Thus Satan talking to his nearest mate,
His pond'rous shield,
To which we may add his call to the fallen angels, that lay plunged and stupified in the sea of fire.
He callid so loud, that all the hollow deep
Of hell resounded But there is no single passage in the whole poem worked up to a greater sublimity, than that wherein his person is described in those celebrated lines:
He, above the rest,
Stood like a tow'r, &c. His sentiments are every way answerable to his character, and suitable to a created being of the most exalted and depraved nature. Such is that in which he takes possession of his place of torments.
Hail horrors, hạil
A mind not to be chang'd by place or time,
Here at least
Better to reign in hell, than serve in heaven. Amidst those impieties which this enraged spirit utters in other places of the poem, the author has taken care to introduce none that is not big with absurdity, and incapable of shocking a religious reader ; his words, as the poet describes them, bearing only a “ semblance of worth, not substance.' He is likewise with great art described as owning his adversary to be almighty. Whatever perverse interpretation he puts on the justice, mercy, and other attributes of the Supreme Being, he frequently confesses his omnipotence, that being the perfection he was forced to allow him, and the only consideration which could support his pride under the shame of his defeat.
Nor must I here omit that beautiful circumstance of his bursting out in tears, upon his survey of those innu,
merable spirits whom he had involved in the same guilt and ruin with himself.
He now prepar'd
Tears, such as angels weep, burst forth The catalogue of evil spirits has abundance of learn. ing in it, and a very agreeable turn of poetry, which rises in a great measure from its describing the places where they were worshipped, by those beautiful marks of rivers, so frequent among the ancient poets. The author had doubtless in this place Homer's catalogue of ships, and Virgil's list of warriors in his view. The characters of Moloch and Belial prepare the reader's mind for their respective speeches and behaviour in the second and sixth book. The account of Thammuz is finely romantic, and suitable to what we read among the ancients of the worship which was paid to that idol.
Thammuz came next behind,
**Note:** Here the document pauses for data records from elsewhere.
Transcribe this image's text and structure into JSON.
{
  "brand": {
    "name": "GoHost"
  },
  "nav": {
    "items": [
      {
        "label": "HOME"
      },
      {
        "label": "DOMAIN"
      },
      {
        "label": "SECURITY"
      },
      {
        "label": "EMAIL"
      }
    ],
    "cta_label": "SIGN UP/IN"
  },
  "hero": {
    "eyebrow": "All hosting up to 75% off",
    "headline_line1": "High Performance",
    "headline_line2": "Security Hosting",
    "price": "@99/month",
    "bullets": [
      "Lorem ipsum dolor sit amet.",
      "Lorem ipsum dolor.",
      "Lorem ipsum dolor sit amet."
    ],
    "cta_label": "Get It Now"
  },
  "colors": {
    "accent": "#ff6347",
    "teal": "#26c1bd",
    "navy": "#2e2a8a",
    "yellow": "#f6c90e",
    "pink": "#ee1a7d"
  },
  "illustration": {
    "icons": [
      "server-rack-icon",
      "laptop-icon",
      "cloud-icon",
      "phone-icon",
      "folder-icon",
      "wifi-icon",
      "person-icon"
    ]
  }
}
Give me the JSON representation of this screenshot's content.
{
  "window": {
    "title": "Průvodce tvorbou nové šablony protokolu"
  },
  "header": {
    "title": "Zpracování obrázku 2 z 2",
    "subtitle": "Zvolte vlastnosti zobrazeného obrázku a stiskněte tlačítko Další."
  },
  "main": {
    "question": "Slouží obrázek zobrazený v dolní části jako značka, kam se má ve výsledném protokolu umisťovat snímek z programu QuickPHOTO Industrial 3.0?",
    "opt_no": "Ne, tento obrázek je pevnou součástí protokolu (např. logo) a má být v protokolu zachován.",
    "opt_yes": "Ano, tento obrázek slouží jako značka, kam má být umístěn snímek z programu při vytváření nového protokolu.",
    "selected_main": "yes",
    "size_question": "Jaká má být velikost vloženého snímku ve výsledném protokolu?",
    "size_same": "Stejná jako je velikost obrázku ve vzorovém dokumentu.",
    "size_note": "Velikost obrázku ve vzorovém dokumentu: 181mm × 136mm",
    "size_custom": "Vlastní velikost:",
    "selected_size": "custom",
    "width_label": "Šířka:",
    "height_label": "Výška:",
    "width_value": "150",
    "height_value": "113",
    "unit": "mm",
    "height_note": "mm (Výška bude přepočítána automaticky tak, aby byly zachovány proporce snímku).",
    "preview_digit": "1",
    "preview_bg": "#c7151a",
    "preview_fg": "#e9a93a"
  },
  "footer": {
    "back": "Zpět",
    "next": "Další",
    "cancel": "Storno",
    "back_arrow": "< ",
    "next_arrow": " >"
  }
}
The reader will pardon me if I insert as a note on this beautiful passage, the account given us by the late in, genious Mr. Maundrell of this ancient piece of worship, and probably the first occasion of such a superstition. • We came to a fair large river-doubtless the ancient river Adonis, so famous for the idolatrous rites performed here in lamentation of Adonis. We had the fortune